Other: 1. David’s close friend and former flatmate Louise Delamare plays his ex-girlfriend. David’s real headshot is on the table during one of Rob’s auditions. He is evidently uncomfortable smoking the cigarettes. In the beginning and end scenes he’s shown walking past the Wyndham’s Theatre, home to his Much Ado.
Mini-Meter #4 - Double Income No Kids Yet, series 1.
Kink-worthy or just plain funny moments from the first series of this BBC radio series. David plays happily married non-father Daniel Mason.
1. Daniel’s sister-in-law forces him to play football with a load of small boys, but his wife Lucy makes up for it by bathing him afterwards.
2. Daniel meets the sexy birthday fairy.
3. Daniel gets drunk.
4. Daniel on Internet porn.
5. Daniel discovers where babies come from.
6. Daniel saying “breasts”.
7. Daniel and Lucy reminiscence about making love in a forest.
8. Lucy on Daniel’s marital performance.
9. Daniel singing the Teletubbies theme song.
Every episode of Double Income No Kids Yet can be downloaded from David-Tennant.com’s audio section.
Title: Romeo and Juliet (2000)
David’s first big RSC lead. Everyone knows the story: boy meets girl, boy and girl’s parents disapprove, boy and girl get secretly married, attempt to fake girl’s own death goes horribly, horribly wrong.
General Hotness: 4. I’m not keen on the short hair but Romeo’s youthful passion is very hot.
Sex: 3. There are no actual sex scenes (but a lot of passionate snogging), but the play is all about sex. Some quotes from David: “Topped off with lashings of sex and violence.” “[Boyd] noted how full of sexual innuendo and darkness it was too.” “There is a genuine sense of [Romeo’s] sexual desire. He is marrying the idolization of his heart’s desire (which we have seen with Rosaline) with very real sexual urges.” And a quote from Michael Boyd: “Let’s get back to the main business of this scene. Which is everybody talking about shagging.”
HoYay: 3. Mercutio is gay and has feelings for Romeo, and at one point pushes him to the ground, straddles him and humps him and pretends to be ‘taking him like a woman.’ David: “[There is] unspoken sexual tension [and Mercutio’s] feelings must stem from sexual jealousy and betrayal. Whether Mercutio is aware of his crush on Romeo, we chose to play that Benvolio and Romeo are, so when Mercutio pushed me over and mounted me during the climax of his Queen Mab speech, Romeo’s interruption is a rejection of his cynicism and innuendo as well as a rejection of his advances. […] When Romeo says ‘Pink for flower’ he is calling Mercutio a homosexual.”

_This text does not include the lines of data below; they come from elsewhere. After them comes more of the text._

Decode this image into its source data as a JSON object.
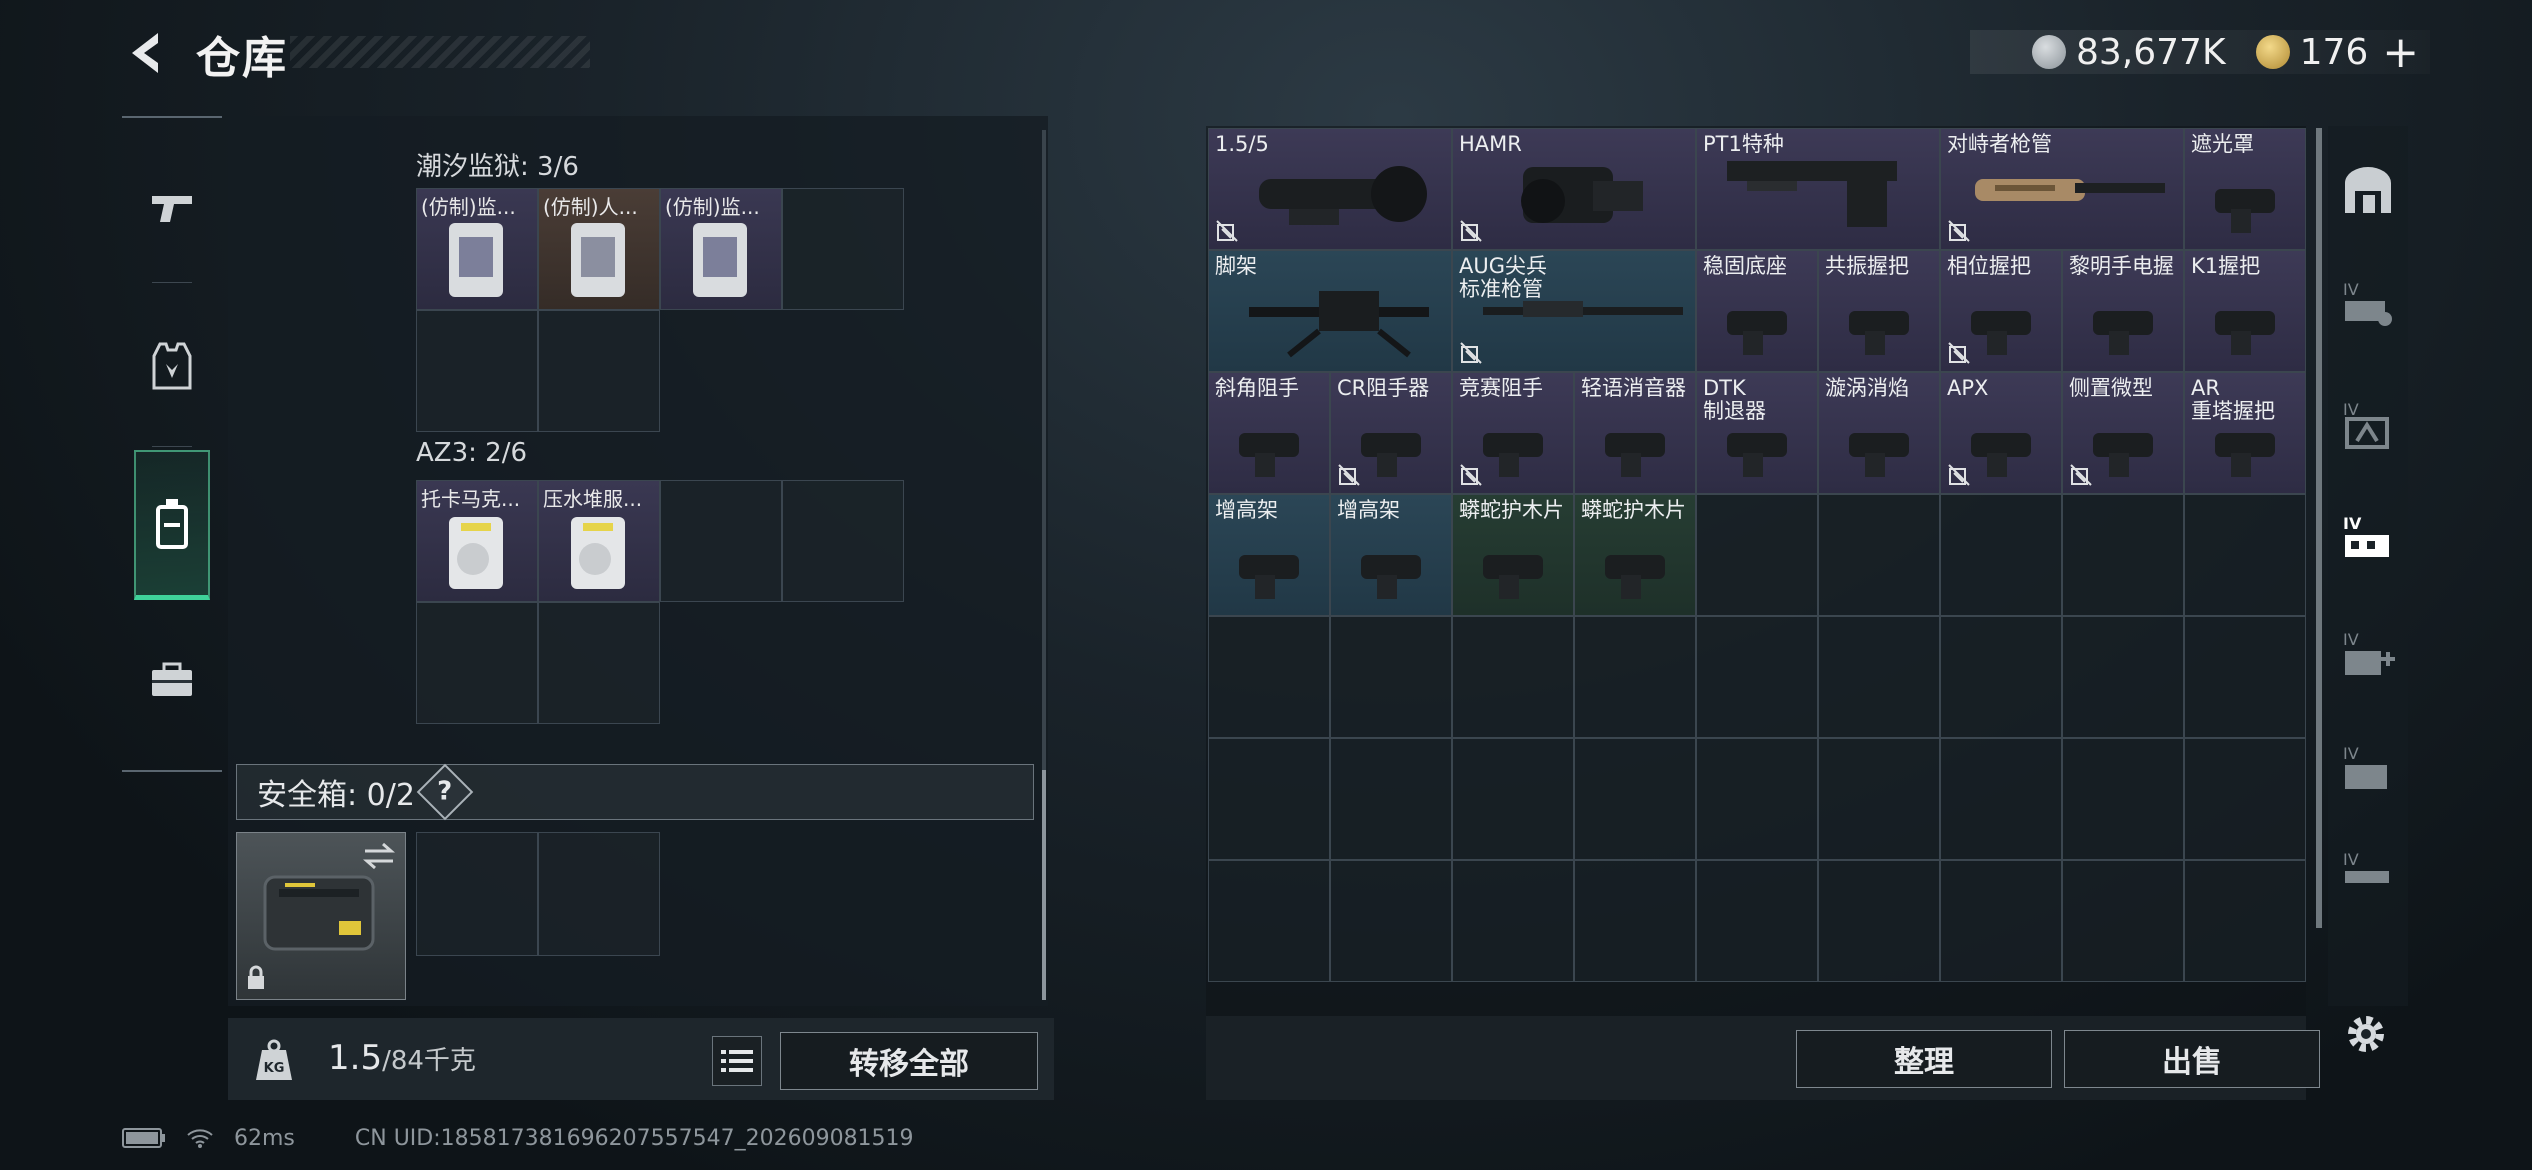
{
  "header": {
    "title": "仓库",
    "currency_1": "83,677K",
    "currency_2": "176",
    "plus": "+"
  },
  "left_rail": {
    "items": [
      {
        "name": "weapons",
        "icon": "pistol-icon"
      },
      {
        "name": "equipment",
        "icon": "vest-icon"
      },
      {
        "name": "backpack",
        "icon": "backpack-icon",
        "active": true
      },
      {
        "name": "cases",
        "icon": "toolbox-icon"
      }
    ]
  },
  "storage": {
    "section_1": {
      "title": "潮汐监狱: 3/6",
      "items": [
        {
          "label": "(仿制)监..."
        },
        {
          "label": "(仿制)人..."
        },
        {
          "label": "(仿制)监..."
        }
      ]
    },
    "section_2": {
      "title": "AZ3: 2/6",
      "items": [
        {
          "label": "托卡马克..."
        },
        {
          "label": "压水堆服..."
        }
      ]
    },
    "safe_box": {
      "label": "安全箱: 0/2",
      "help": "?"
    }
  },
  "footer_left": {
    "weight": "1.5",
    "capacity": "/84千克",
    "transfer_all": "转移全部"
  },
  "status": {
    "ping": "62ms",
    "uid": "CN UID:185817381696207557547_202609081519"
  },
  "inventory": {
    "items": [
      {
        "label": "1.5/5",
        "color": "purple",
        "span": 2,
        "locked": true
      },
      {
        "label": "HAMR",
        "color": "purple",
        "span": 2,
        "locked": true
      },
      {
        "label": "PT1特种",
        "color": "purple",
        "span": 2,
        "locked": false
      },
      {
        "label": "对峙者枪管",
        "color": "purple",
        "span": 2,
        "locked": true
      },
      {
        "label": "遮光罩",
        "color": "purple",
        "span": 1,
        "locked": false
      },
      {
        "label": "脚架",
        "color": "blue",
        "span": 2,
        "locked": false
      },
      {
        "label": "AUG尖兵\n标准枪管",
        "color": "blue",
        "span": 2,
        "locked": true
      },
      {
        "label": "稳固底座",
        "color": "purple",
        "span": 1,
        "locked": false
      },
      {
        "label": "共振握把",
        "color": "purple",
        "span": 1,
        "locked": false
      },
      {
        "label": "相位握把",
        "color": "purple",
        "span": 1,
        "locked": true
      },
      {
        "label": "黎明手电握",
        "color": "purple",
        "span": 1,
        "locked": false
      },
      {
        "label": "K1握把",
        "color": "purple",
        "span": 1,
        "locked": false
      },
      {
        "label": "斜角阻手",
        "color": "purple",
        "span": 1,
        "locked": false
      },
      {
        "label": "CR阻手器",
        "color": "purple",
        "span": 1,
        "locked": true
      },
      {
        "label": "竞赛阻手",
        "color": "purple",
        "span": 1,
        "locked": true
      },
      {
        "label": "轻语消音器",
        "color": "purple",
        "span": 1,
        "locked": false
      },
      {
        "label": "DTK\n制退器",
        "color": "purple",
        "span": 1,
        "locked": false
      },
      {
        "label": "漩涡消焰",
        "color": "purple",
        "span": 1,
        "locked": false
      },
      {
        "label": "APX",
        "color": "purple",
        "span": 1,
        "locked": true
      },
      {
        "label": "侧置微型",
        "color": "purple",
        "span": 1,
        "locked": true
      },
      {
        "label": "AR\n重塔握把",
        "color": "purple",
        "span": 1,
        "locked": false
      },
      {
        "label": "增高架",
        "color": "blue",
        "span": 1,
        "locked": false
      },
      {
        "label": "增高架",
        "color": "blue",
        "span": 1,
        "locked": false
      },
      {
        "label": "蟒蛇护木片",
        "color": "green",
        "span": 1,
        "locked": false
      },
      {
        "label": "蟒蛇护木片",
        "color": "green",
        "span": 1,
        "locked": false
      }
    ],
    "sort": "整理",
    "sell": "出售"
  },
  "colors": {
    "accent_green": "#3fd29a",
    "rarity_purple": "#3d3a56",
    "rarity_blue": "#2b4656",
    "rarity_green": "#263d33"
  }
}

Whump: 7. More or less the ultimate in emotional whump. He begins the play “full of angst and anxiety” suffering the pangs of unrequited love and a distant relationship with his parents. He’s later exiled and must leave his new bride after killing the man who just killed his cousin and best friend. Finally he discovers his bride dead, and commits suicide.
Talk the Talk: 2. “Did my heart love till now? Forswear it, sight! For I ne’er saw true beauty till this night.”
R&J kiss. R: “Thus from my lips, by yours, my sin is purged.” J: “Then have my lips the sin that they have took.” R: “Sin from thy lips? O trespass sweetly urged! Give me my sin again.” They kiss again. J: “You kiss by the book.”
"But, soft! what light through yonder window breaks? It is the east, and Juliet is the sun."
Other: 2. “David Tennant has a deliciously disrespectful theory about Shakespeare. After extensive studies of the original play, Tennant says, he has come to the conclusion that Shakespeare was, basically, a dirty old man. ‘He makes it specifically clear that Juliet is 14, and then, not much further on, he makes it very, very clear that she’s been f****d,’ he says. ‘I think he was probably something of a dirty old man.’” David Tennant interview in The Scotsman.
A must-read: an essay David wrote about playing the role.
Photos credit the RSC, via David Tennant Theatre Archive. Visit that great site for more photos and info. A recording of this stage production can be viewed at the Shakespeare Birthplace Trust in Stratford-upon-Avon.